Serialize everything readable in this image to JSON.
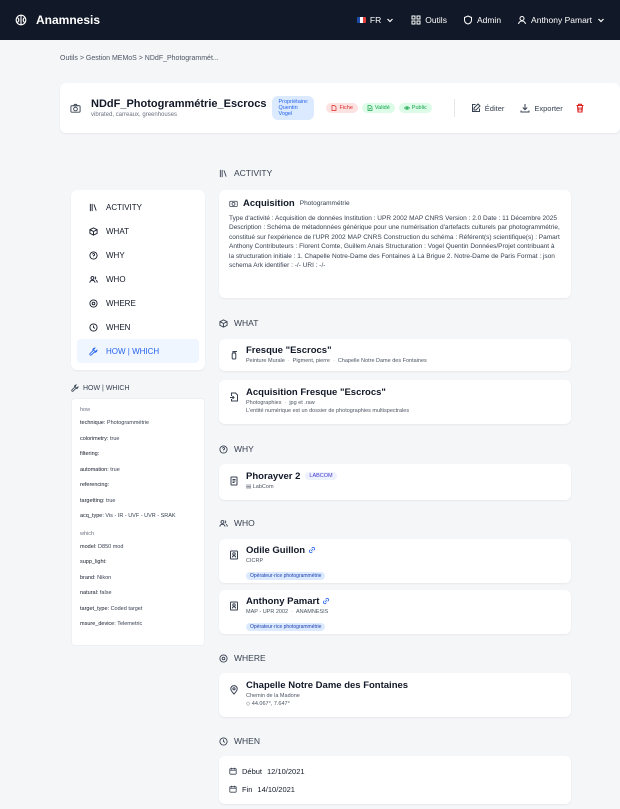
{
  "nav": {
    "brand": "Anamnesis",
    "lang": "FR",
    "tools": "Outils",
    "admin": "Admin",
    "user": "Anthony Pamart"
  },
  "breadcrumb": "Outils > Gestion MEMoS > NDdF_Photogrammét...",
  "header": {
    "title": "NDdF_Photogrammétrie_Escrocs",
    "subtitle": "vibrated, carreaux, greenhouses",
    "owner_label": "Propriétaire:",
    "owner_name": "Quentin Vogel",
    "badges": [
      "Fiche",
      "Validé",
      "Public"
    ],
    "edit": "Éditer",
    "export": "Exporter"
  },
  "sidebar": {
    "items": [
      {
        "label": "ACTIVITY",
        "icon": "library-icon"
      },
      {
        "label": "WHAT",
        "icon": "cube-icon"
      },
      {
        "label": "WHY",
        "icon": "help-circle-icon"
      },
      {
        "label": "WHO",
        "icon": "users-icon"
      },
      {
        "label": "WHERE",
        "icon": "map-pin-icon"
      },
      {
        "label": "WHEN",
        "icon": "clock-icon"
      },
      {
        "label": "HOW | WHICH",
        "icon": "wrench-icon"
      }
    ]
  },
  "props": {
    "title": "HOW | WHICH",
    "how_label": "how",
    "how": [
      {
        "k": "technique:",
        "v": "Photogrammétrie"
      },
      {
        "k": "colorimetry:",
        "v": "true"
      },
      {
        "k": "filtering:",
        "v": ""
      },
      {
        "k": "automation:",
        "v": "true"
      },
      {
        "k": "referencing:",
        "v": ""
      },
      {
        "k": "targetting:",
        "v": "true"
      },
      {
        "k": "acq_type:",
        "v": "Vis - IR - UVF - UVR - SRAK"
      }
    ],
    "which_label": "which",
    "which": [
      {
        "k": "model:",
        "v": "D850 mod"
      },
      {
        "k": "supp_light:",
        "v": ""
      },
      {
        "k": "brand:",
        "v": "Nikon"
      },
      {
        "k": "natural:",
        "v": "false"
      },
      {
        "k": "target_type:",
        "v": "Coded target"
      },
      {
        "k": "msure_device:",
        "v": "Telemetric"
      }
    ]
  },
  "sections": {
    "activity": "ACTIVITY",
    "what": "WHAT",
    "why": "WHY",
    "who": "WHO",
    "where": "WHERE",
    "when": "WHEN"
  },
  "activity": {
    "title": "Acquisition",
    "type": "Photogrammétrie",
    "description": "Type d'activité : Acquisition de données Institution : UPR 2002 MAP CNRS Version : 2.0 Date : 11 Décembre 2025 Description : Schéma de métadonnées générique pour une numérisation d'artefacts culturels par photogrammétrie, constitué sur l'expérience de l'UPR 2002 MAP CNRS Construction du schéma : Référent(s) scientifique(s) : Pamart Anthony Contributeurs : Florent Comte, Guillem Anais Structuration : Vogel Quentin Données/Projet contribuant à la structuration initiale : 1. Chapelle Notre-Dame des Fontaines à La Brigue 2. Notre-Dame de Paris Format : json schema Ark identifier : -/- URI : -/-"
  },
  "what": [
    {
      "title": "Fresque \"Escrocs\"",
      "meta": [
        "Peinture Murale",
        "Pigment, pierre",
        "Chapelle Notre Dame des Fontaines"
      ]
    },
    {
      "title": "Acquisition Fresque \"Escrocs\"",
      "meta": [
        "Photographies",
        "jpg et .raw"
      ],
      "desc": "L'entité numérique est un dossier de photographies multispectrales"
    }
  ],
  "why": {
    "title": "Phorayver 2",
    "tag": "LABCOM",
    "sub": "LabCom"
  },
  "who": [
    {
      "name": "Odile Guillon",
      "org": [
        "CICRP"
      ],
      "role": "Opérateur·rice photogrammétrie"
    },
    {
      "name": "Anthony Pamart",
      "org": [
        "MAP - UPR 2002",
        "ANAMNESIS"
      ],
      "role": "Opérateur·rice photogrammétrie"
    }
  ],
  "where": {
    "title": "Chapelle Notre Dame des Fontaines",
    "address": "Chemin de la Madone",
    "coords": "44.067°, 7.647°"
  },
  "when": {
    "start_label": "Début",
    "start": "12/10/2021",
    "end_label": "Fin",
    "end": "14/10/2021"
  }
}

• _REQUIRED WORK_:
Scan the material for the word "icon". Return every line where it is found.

• _PROBLEM SOLUTION_:
        "icon": "library-icon"
        "icon": "cube-icon"
        "icon": "help-circle-icon"
        "icon": "users-icon"
        "icon": "map-pin-icon"
        "icon": "clock-icon"
        "icon": "wrench-icon"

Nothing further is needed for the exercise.